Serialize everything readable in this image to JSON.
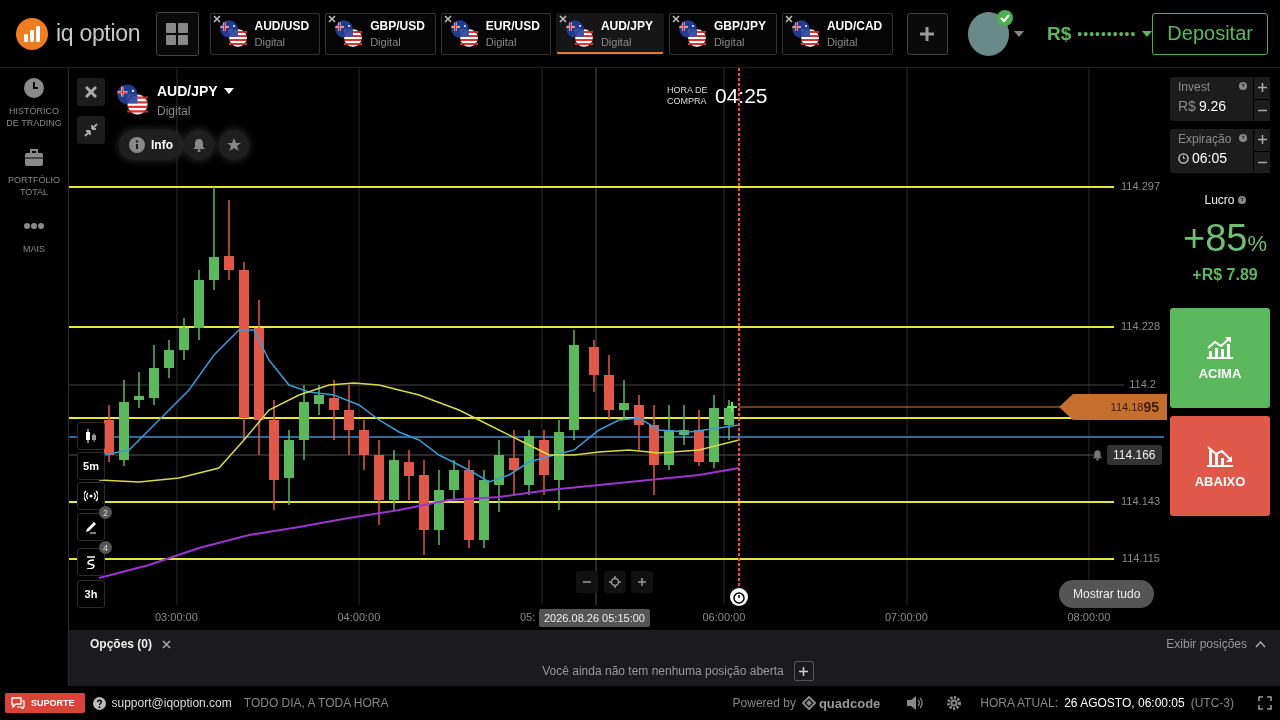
{
  "header": {
    "logo": "iq option",
    "tabs": [
      {
        "pair": "AUD/USD",
        "type": "Digital",
        "selected": false
      },
      {
        "pair": "GBP/USD",
        "type": "Digital",
        "selected": false
      },
      {
        "pair": "EUR/USD",
        "type": "Digital",
        "selected": false
      },
      {
        "pair": "AUD/JPY",
        "type": "Digital",
        "selected": true
      },
      {
        "pair": "GBP/JPY",
        "type": "Digital",
        "selected": false
      },
      {
        "pair": "AUD/CAD",
        "type": "Digital",
        "selected": false
      }
    ],
    "balance": {
      "currency": "R$",
      "masked": "••••••••••"
    },
    "deposit": "Depositar"
  },
  "sidebar": {
    "items": [
      {
        "label": "HISTÓRICO DE TRADING",
        "kind": "clock"
      },
      {
        "label": "PORTFÓLIO TOTAL",
        "kind": "briefcase"
      },
      {
        "label": "MAIS",
        "kind": "dots"
      }
    ]
  },
  "chart": {
    "asset": "AUD/JPY",
    "type": "Digital",
    "info": "Info",
    "purchase_label": "HORA DE COMPRA",
    "countdown": "04:25",
    "price_labels": [
      "114.297",
      "114.228",
      "114.2",
      "114.143",
      "114.115"
    ],
    "current_price": "114.18**95**",
    "alert_price": "114.166",
    "time_labels": [
      "03:00:00",
      "04:00:00",
      "05:",
      "06:00:00",
      "07:00:00",
      "08:00:00"
    ],
    "crosshair_time": "2026.08.26 05:15:00",
    "tools": [
      {
        "kind": "candles"
      },
      {
        "kind": "text",
        "label": "5m"
      },
      {
        "kind": "signal"
      },
      {
        "kind": "pencil",
        "badge": "2"
      },
      {
        "kind": "wave",
        "badge": "4"
      },
      {
        "kind": "text",
        "label": "3h"
      }
    ],
    "show_all": "Mostrar tudo"
  },
  "trade": {
    "invest": {
      "label": "Invest",
      "currency": "R$",
      "value": "9.26"
    },
    "expiration": {
      "label": "Expiração",
      "value": "06:05"
    },
    "profit": {
      "label": "Lucro",
      "percent": "+85",
      "percent_sign": "%",
      "amount": "+R$ 7.89"
    },
    "buttons": [
      {
        "label": "ACIMA",
        "kind": "up"
      },
      {
        "label": "ABAIXO",
        "kind": "down"
      }
    ]
  },
  "positions": {
    "tab": "Opções (0)",
    "toggle": "Exibir posições",
    "empty": "Você ainda não tem nenhuma posição aberta"
  },
  "footer": {
    "support": "SUPORTE",
    "email": "support@iqoption.com",
    "hours": "TODO DIA, A TODA HORA",
    "powered": "Powered by",
    "brand": "quadcode",
    "time_label": "HORA ATUAL:",
    "time": "26 AGOSTO, 06:00:05",
    "timezone": "(UTC-3)"
  }
}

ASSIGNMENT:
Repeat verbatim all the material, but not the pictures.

SOLUTION:
Serialize everything readable in this image to JSON.
{
  "header": {
    "logo": "iq option",
    "tabs": [
      {
        "pair": "AUD/USD",
        "type": "Digital",
        "selected": false
      },
      {
        "pair": "GBP/USD",
        "type": "Digital",
        "selected": false
      },
      {
        "pair": "EUR/USD",
        "type": "Digital",
        "selected": false
      },
      {
        "pair": "AUD/JPY",
        "type": "Digital",
        "selected": true
      },
      {
        "pair": "GBP/JPY",
        "type": "Digital",
        "selected": false
      },
      {
        "pair": "AUD/CAD",
        "type": "Digital",
        "selected": false
      }
    ],
    "balance": {
      "currency": "R$",
      "masked": "••••••••••"
    },
    "deposit": "Depositar"
  },
  "sidebar": {
    "items": [
      {
        "label": "HISTÓRICO DE TRADING",
        "kind": "clock"
      },
      {
        "label": "PORTFÓLIO TOTAL",
        "kind": "briefcase"
      },
      {
        "label": "MAIS",
        "kind": "dots"
      }
    ]
  },
  "chart": {
    "asset": "AUD/JPY",
    "type": "Digital",
    "info": "Info",
    "purchase_label": "HORA DE COMPRA",
    "countdown": "04:25",
    "price_labels": [
      "114.297",
      "114.228",
      "114.2",
      "114.143",
      "114.115"
    ],
    "current_price": "114.18**95**",
    "alert_price": "114.166",
    "time_labels": [
      "03:00:00",
      "04:00:00",
      "05:",
      "06:00:00",
      "07:00:00",
      "08:00:00"
    ],
    "crosshair_time": "2026.08.26 05:15:00",
    "tools": [
      {
        "kind": "candles"
      },
      {
        "kind": "text",
        "label": "5m"
      },
      {
        "kind": "signal"
      },
      {
        "kind": "pencil",
        "badge": "2"
      },
      {
        "kind": "wave",
        "badge": "4"
      },
      {
        "kind": "text",
        "label": "3h"
      }
    ],
    "show_all": "Mostrar tudo"
  },
  "trade": {
    "invest": {
      "label": "Invest",
      "currency": "R$",
      "value": "9.26"
    },
    "expiration": {
      "label": "Expiração",
      "value": "06:05"
    },
    "profit": {
      "label": "Lucro",
      "percent": "+85",
      "percent_sign": "%",
      "amount": "+R$ 7.89"
    },
    "buttons": [
      {
        "label": "ACIMA",
        "kind": "up"
      },
      {
        "label": "ABAIXO",
        "kind": "down"
      }
    ]
  },
  "positions": {
    "tab": "Opções (0)",
    "toggle": "Exibir posições",
    "empty": "Você ainda não tem nenhuma posição aberta"
  },
  "footer": {
    "support": "SUPORTE",
    "email": "support@iqoption.com",
    "hours": "TODO DIA, A TODA HORA",
    "powered": "Powered by",
    "brand": "quadcode",
    "time_label": "HORA ATUAL:",
    "time": "26 AGOSTO, 06:00:05",
    "timezone": "(UTC-3)"
  }
}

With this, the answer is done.